§ Assigned task: When you copy the material below, keep every line exact and drop the pictures.
::: Material provided :::
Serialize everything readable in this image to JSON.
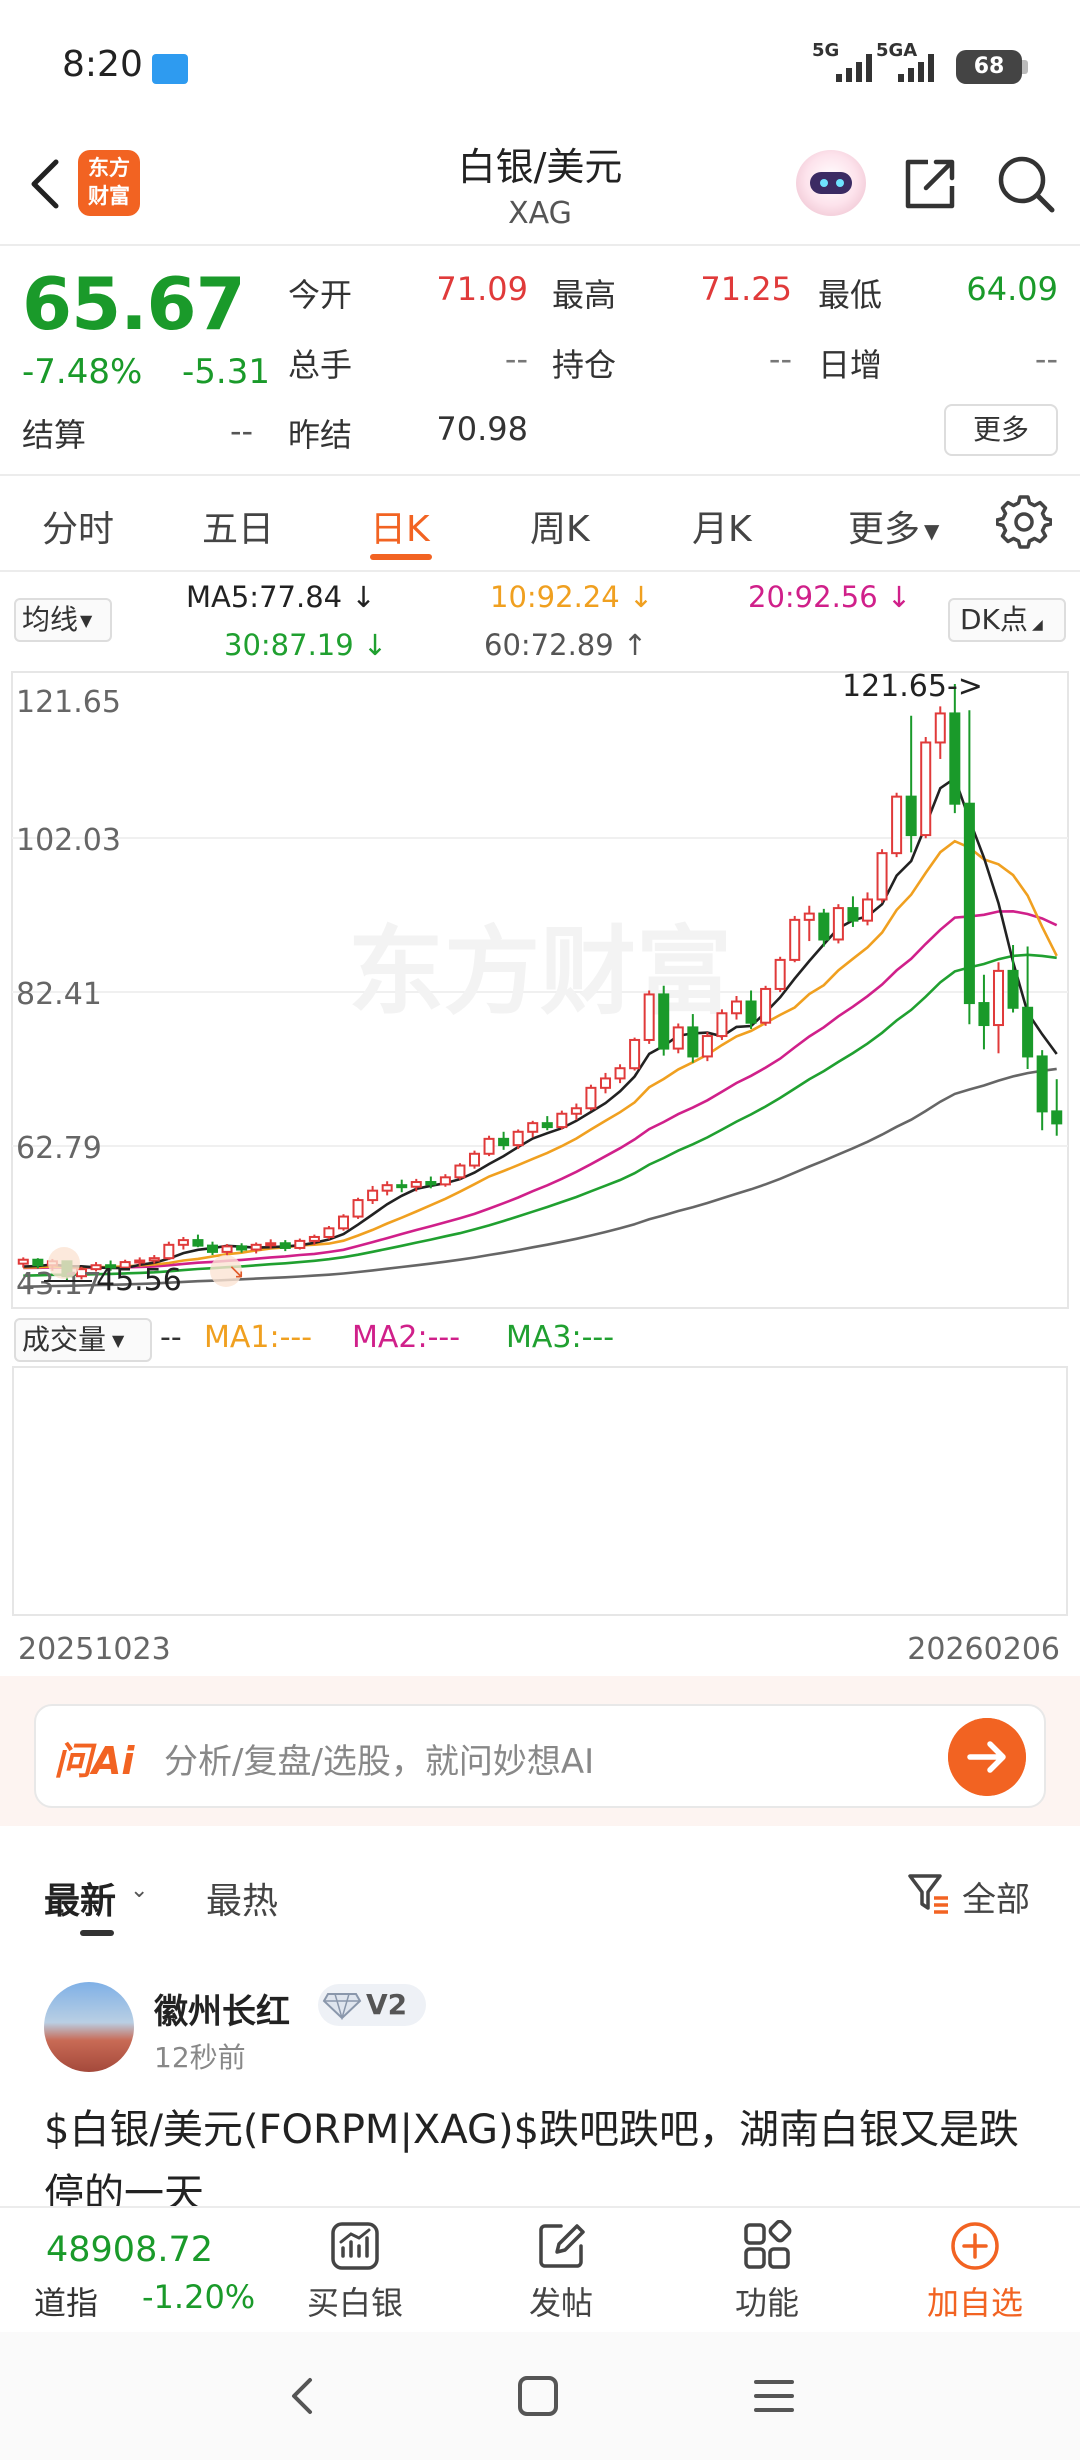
{
  "status": {
    "time": "8:20",
    "signal1": "5G",
    "signal2": "5GA",
    "battery": "68"
  },
  "header": {
    "title": "白银/美元",
    "subtitle": "XAG",
    "logo_text": "东方财富",
    "watermark": "东方财富"
  },
  "quote": {
    "price": "65.67",
    "change_pct": "-7.48%",
    "change_val": "-5.31",
    "open_label": "今开",
    "open": "71.09",
    "high_label": "最高",
    "high": "71.25",
    "low_label": "最低",
    "low": "64.09",
    "volume_label": "总手",
    "volume": "--",
    "oi_label": "持仓",
    "oi": "--",
    "daily_inc_label": "日增",
    "daily_inc": "--",
    "settle_label": "结算",
    "settle": "--",
    "prev_settle_label": "昨结",
    "prev_settle": "70.98",
    "more_label": "更多"
  },
  "tabs": [
    {
      "label": "分时"
    },
    {
      "label": "五日"
    },
    {
      "label": "日K"
    },
    {
      "label": "周K"
    },
    {
      "label": "月K"
    },
    {
      "label": "更多"
    }
  ],
  "ma_legend": {
    "select": "均线",
    "ma5": "MA5:77.84",
    "ma10": "10:92.24",
    "ma20": "20:92.56",
    "ma30": "30:87.19",
    "ma60": "60:72.89",
    "dk_select": "DK点"
  },
  "chart_data": {
    "type": "candlestick",
    "y_ticks": [
      "121.65",
      "102.03",
      "82.41",
      "62.79",
      "43.17"
    ],
    "ylim": [
      43.17,
      121.65
    ],
    "max_label": "121.65->",
    "min_label": "45.56",
    "date_start": "20251023",
    "date_end": "20260206",
    "colors": {
      "up": "#e03a3a",
      "down": "#1a9a2a",
      "ma5": "#222222",
      "ma10": "#f0a020",
      "ma20": "#d0208a",
      "ma30": "#20a030",
      "ma60": "#666666"
    },
    "ohlc": [
      [
        47.8,
        48.6,
        47.3,
        48.3
      ],
      [
        48.3,
        48.5,
        47.2,
        47.6
      ],
      [
        47.6,
        48.4,
        46.9,
        48.1
      ],
      [
        48.1,
        48.2,
        45.6,
        46.2
      ],
      [
        46.2,
        47.4,
        45.8,
        47.1
      ],
      [
        47.1,
        48.0,
        46.8,
        47.6
      ],
      [
        47.6,
        48.2,
        46.9,
        47.3
      ],
      [
        47.3,
        48.3,
        47.0,
        48.0
      ],
      [
        48.0,
        48.6,
        47.5,
        48.2
      ],
      [
        48.2,
        48.9,
        47.8,
        48.5
      ],
      [
        48.5,
        50.6,
        48.3,
        50.2
      ],
      [
        50.2,
        51.2,
        49.6,
        50.8
      ],
      [
        50.8,
        51.5,
        49.9,
        50.1
      ],
      [
        50.1,
        50.6,
        48.9,
        49.3
      ],
      [
        49.3,
        50.3,
        48.8,
        50.0
      ],
      [
        50.0,
        50.4,
        49.2,
        49.6
      ],
      [
        49.6,
        50.5,
        49.1,
        50.2
      ],
      [
        50.2,
        50.9,
        49.7,
        50.4
      ],
      [
        50.4,
        50.8,
        49.4,
        49.8
      ],
      [
        49.8,
        51.0,
        49.6,
        50.7
      ],
      [
        50.7,
        51.5,
        50.2,
        51.2
      ],
      [
        51.2,
        52.6,
        50.9,
        52.3
      ],
      [
        52.3,
        54.1,
        52.0,
        53.8
      ],
      [
        53.8,
        56.2,
        53.5,
        55.9
      ],
      [
        55.9,
        57.7,
        55.4,
        57.1
      ],
      [
        57.1,
        58.3,
        56.5,
        57.8
      ],
      [
        57.8,
        58.5,
        56.9,
        57.6
      ],
      [
        57.6,
        58.6,
        57.0,
        58.2
      ],
      [
        58.2,
        58.9,
        57.4,
        57.9
      ],
      [
        57.9,
        59.2,
        57.6,
        58.8
      ],
      [
        58.8,
        60.6,
        58.5,
        60.3
      ],
      [
        60.3,
        62.2,
        59.9,
        61.8
      ],
      [
        61.8,
        64.1,
        61.5,
        63.7
      ],
      [
        63.7,
        64.6,
        62.3,
        62.9
      ],
      [
        62.9,
        64.9,
        62.4,
        64.6
      ],
      [
        64.6,
        66.0,
        63.9,
        65.7
      ],
      [
        65.7,
        66.6,
        64.8,
        65.2
      ],
      [
        65.2,
        67.3,
        64.9,
        66.9
      ],
      [
        66.9,
        68.2,
        66.1,
        67.6
      ],
      [
        67.6,
        70.6,
        67.3,
        70.2
      ],
      [
        70.2,
        72.1,
        69.5,
        71.4
      ],
      [
        71.4,
        73.2,
        70.8,
        72.7
      ],
      [
        72.7,
        76.6,
        72.4,
        76.3
      ],
      [
        76.3,
        82.6,
        75.8,
        82.1
      ],
      [
        82.1,
        83.2,
        74.3,
        75.2
      ],
      [
        75.2,
        78.4,
        74.6,
        77.9
      ],
      [
        77.9,
        79.6,
        73.4,
        74.2
      ],
      [
        74.2,
        77.3,
        73.6,
        76.8
      ],
      [
        76.8,
        80.2,
        76.3,
        79.7
      ],
      [
        79.7,
        81.9,
        78.9,
        81.2
      ],
      [
        81.2,
        82.6,
        77.7,
        78.5
      ],
      [
        78.5,
        83.2,
        78.1,
        82.8
      ],
      [
        82.8,
        86.9,
        82.4,
        86.5
      ],
      [
        86.5,
        92.1,
        86.2,
        91.6
      ],
      [
        91.6,
        93.4,
        88.9,
        92.4
      ],
      [
        92.4,
        93.0,
        88.2,
        89.1
      ],
      [
        89.1,
        93.6,
        88.6,
        93.1
      ],
      [
        93.1,
        94.6,
        90.7,
        91.5
      ],
      [
        91.5,
        95.1,
        90.9,
        94.2
      ],
      [
        94.2,
        100.6,
        93.8,
        100.1
      ],
      [
        100.1,
        107.8,
        99.6,
        107.3
      ],
      [
        107.3,
        117.6,
        100.2,
        102.4
      ],
      [
        102.4,
        114.9,
        102.0,
        114.2
      ],
      [
        114.2,
        118.8,
        112.1,
        117.9
      ],
      [
        117.9,
        121.65,
        105.2,
        106.4
      ],
      [
        106.4,
        118.3,
        78.3,
        81.0
      ],
      [
        81.0,
        84.6,
        75.1,
        78.2
      ],
      [
        78.2,
        86.2,
        74.6,
        85.1
      ],
      [
        85.1,
        88.4,
        79.8,
        80.4
      ],
      [
        80.4,
        88.2,
        72.6,
        74.2
      ],
      [
        74.2,
        75.0,
        64.8,
        67.2
      ],
      [
        67.2,
        71.3,
        64.1,
        65.67
      ]
    ]
  },
  "volume": {
    "select": "成交量",
    "sep": "--",
    "ma1": "MA1:---",
    "ma2": "MA2:---",
    "ma3": "MA3:---"
  },
  "ai": {
    "logo": "问Ai",
    "placeholder": "分析/复盘/选股，就问妙想AI"
  },
  "feed": {
    "tab_new": "最新",
    "tab_hot": "最热",
    "filter": "全部",
    "post": {
      "author": "徽州长红",
      "level": "V2",
      "time": "12秒前",
      "text": "$白银/美元(FORPM|XAG)$跌吧跌吧，湖南白银又是跌停的一天"
    }
  },
  "bottom": {
    "index_value": "48908.72",
    "index_label": "道指",
    "index_change": "-1.20%",
    "buy": "买白银",
    "post": "发帖",
    "func": "功能",
    "watch": "加自选"
  }
}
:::
§ Solution for this exercise:
Serialize everything readable in this image to JSON.
{
  "status": {
    "time": "8:20",
    "signal1": "5G",
    "signal2": "5GA",
    "battery": "68"
  },
  "header": {
    "title": "白银/美元",
    "subtitle": "XAG",
    "logo_text": "东方财富",
    "watermark": "东方财富"
  },
  "quote": {
    "price": "65.67",
    "change_pct": "-7.48%",
    "change_val": "-5.31",
    "open_label": "今开",
    "open": "71.09",
    "high_label": "最高",
    "high": "71.25",
    "low_label": "最低",
    "low": "64.09",
    "volume_label": "总手",
    "volume": "--",
    "oi_label": "持仓",
    "oi": "--",
    "daily_inc_label": "日增",
    "daily_inc": "--",
    "settle_label": "结算",
    "settle": "--",
    "prev_settle_label": "昨结",
    "prev_settle": "70.98",
    "more_label": "更多"
  },
  "tabs": [
    {
      "label": "分时"
    },
    {
      "label": "五日"
    },
    {
      "label": "日K"
    },
    {
      "label": "周K"
    },
    {
      "label": "月K"
    },
    {
      "label": "更多"
    }
  ],
  "ma_legend": {
    "select": "均线",
    "ma5": "MA5:77.84",
    "ma10": "10:92.24",
    "ma20": "20:92.56",
    "ma30": "30:87.19",
    "ma60": "60:72.89",
    "dk_select": "DK点"
  },
  "chart_data": {
    "type": "candlestick",
    "y_ticks": [
      "121.65",
      "102.03",
      "82.41",
      "62.79",
      "43.17"
    ],
    "ylim": [
      43.17,
      121.65
    ],
    "max_label": "121.65->",
    "min_label": "45.56",
    "date_start": "20251023",
    "date_end": "20260206",
    "colors": {
      "up": "#e03a3a",
      "down": "#1a9a2a",
      "ma5": "#222222",
      "ma10": "#f0a020",
      "ma20": "#d0208a",
      "ma30": "#20a030",
      "ma60": "#666666"
    },
    "ohlc": [
      [
        47.8,
        48.6,
        47.3,
        48.3
      ],
      [
        48.3,
        48.5,
        47.2,
        47.6
      ],
      [
        47.6,
        48.4,
        46.9,
        48.1
      ],
      [
        48.1,
        48.2,
        45.6,
        46.2
      ],
      [
        46.2,
        47.4,
        45.8,
        47.1
      ],
      [
        47.1,
        48.0,
        46.8,
        47.6
      ],
      [
        47.6,
        48.2,
        46.9,
        47.3
      ],
      [
        47.3,
        48.3,
        47.0,
        48.0
      ],
      [
        48.0,
        48.6,
        47.5,
        48.2
      ],
      [
        48.2,
        48.9,
        47.8,
        48.5
      ],
      [
        48.5,
        50.6,
        48.3,
        50.2
      ],
      [
        50.2,
        51.2,
        49.6,
        50.8
      ],
      [
        50.8,
        51.5,
        49.9,
        50.1
      ],
      [
        50.1,
        50.6,
        48.9,
        49.3
      ],
      [
        49.3,
        50.3,
        48.8,
        50.0
      ],
      [
        50.0,
        50.4,
        49.2,
        49.6
      ],
      [
        49.6,
        50.5,
        49.1,
        50.2
      ],
      [
        50.2,
        50.9,
        49.7,
        50.4
      ],
      [
        50.4,
        50.8,
        49.4,
        49.8
      ],
      [
        49.8,
        51.0,
        49.6,
        50.7
      ],
      [
        50.7,
        51.5,
        50.2,
        51.2
      ],
      [
        51.2,
        52.6,
        50.9,
        52.3
      ],
      [
        52.3,
        54.1,
        52.0,
        53.8
      ],
      [
        53.8,
        56.2,
        53.5,
        55.9
      ],
      [
        55.9,
        57.7,
        55.4,
        57.1
      ],
      [
        57.1,
        58.3,
        56.5,
        57.8
      ],
      [
        57.8,
        58.5,
        56.9,
        57.6
      ],
      [
        57.6,
        58.6,
        57.0,
        58.2
      ],
      [
        58.2,
        58.9,
        57.4,
        57.9
      ],
      [
        57.9,
        59.2,
        57.6,
        58.8
      ],
      [
        58.8,
        60.6,
        58.5,
        60.3
      ],
      [
        60.3,
        62.2,
        59.9,
        61.8
      ],
      [
        61.8,
        64.1,
        61.5,
        63.7
      ],
      [
        63.7,
        64.6,
        62.3,
        62.9
      ],
      [
        62.9,
        64.9,
        62.4,
        64.6
      ],
      [
        64.6,
        66.0,
        63.9,
        65.7
      ],
      [
        65.7,
        66.6,
        64.8,
        65.2
      ],
      [
        65.2,
        67.3,
        64.9,
        66.9
      ],
      [
        66.9,
        68.2,
        66.1,
        67.6
      ],
      [
        67.6,
        70.6,
        67.3,
        70.2
      ],
      [
        70.2,
        72.1,
        69.5,
        71.4
      ],
      [
        71.4,
        73.2,
        70.8,
        72.7
      ],
      [
        72.7,
        76.6,
        72.4,
        76.3
      ],
      [
        76.3,
        82.6,
        75.8,
        82.1
      ],
      [
        82.1,
        83.2,
        74.3,
        75.2
      ],
      [
        75.2,
        78.4,
        74.6,
        77.9
      ],
      [
        77.9,
        79.6,
        73.4,
        74.2
      ],
      [
        74.2,
        77.3,
        73.6,
        76.8
      ],
      [
        76.8,
        80.2,
        76.3,
        79.7
      ],
      [
        79.7,
        81.9,
        78.9,
        81.2
      ],
      [
        81.2,
        82.6,
        77.7,
        78.5
      ],
      [
        78.5,
        83.2,
        78.1,
        82.8
      ],
      [
        82.8,
        86.9,
        82.4,
        86.5
      ],
      [
        86.5,
        92.1,
        86.2,
        91.6
      ],
      [
        91.6,
        93.4,
        88.9,
        92.4
      ],
      [
        92.4,
        93.0,
        88.2,
        89.1
      ],
      [
        89.1,
        93.6,
        88.6,
        93.1
      ],
      [
        93.1,
        94.6,
        90.7,
        91.5
      ],
      [
        91.5,
        95.1,
        90.9,
        94.2
      ],
      [
        94.2,
        100.6,
        93.8,
        100.1
      ],
      [
        100.1,
        107.8,
        99.6,
        107.3
      ],
      [
        107.3,
        117.6,
        100.2,
        102.4
      ],
      [
        102.4,
        114.9,
        102.0,
        114.2
      ],
      [
        114.2,
        118.8,
        112.1,
        117.9
      ],
      [
        117.9,
        121.65,
        105.2,
        106.4
      ],
      [
        106.4,
        118.3,
        78.3,
        81.0
      ],
      [
        81.0,
        84.6,
        75.1,
        78.2
      ],
      [
        78.2,
        86.2,
        74.6,
        85.1
      ],
      [
        85.1,
        88.4,
        79.8,
        80.4
      ],
      [
        80.4,
        88.2,
        72.6,
        74.2
      ],
      [
        74.2,
        75.0,
        64.8,
        67.2
      ],
      [
        67.2,
        71.3,
        64.1,
        65.67
      ]
    ]
  },
  "volume": {
    "select": "成交量",
    "sep": "--",
    "ma1": "MA1:---",
    "ma2": "MA2:---",
    "ma3": "MA3:---"
  },
  "ai": {
    "logo": "问Ai",
    "placeholder": "分析/复盘/选股，就问妙想AI"
  },
  "feed": {
    "tab_new": "最新",
    "tab_hot": "最热",
    "filter": "全部",
    "post": {
      "author": "徽州长红",
      "level": "V2",
      "time": "12秒前",
      "text": "$白银/美元(FORPM|XAG)$跌吧跌吧，湖南白银又是跌停的一天"
    }
  },
  "bottom": {
    "index_value": "48908.72",
    "index_label": "道指",
    "index_change": "-1.20%",
    "buy": "买白银",
    "post": "发帖",
    "func": "功能",
    "watch": "加自选"
  }
}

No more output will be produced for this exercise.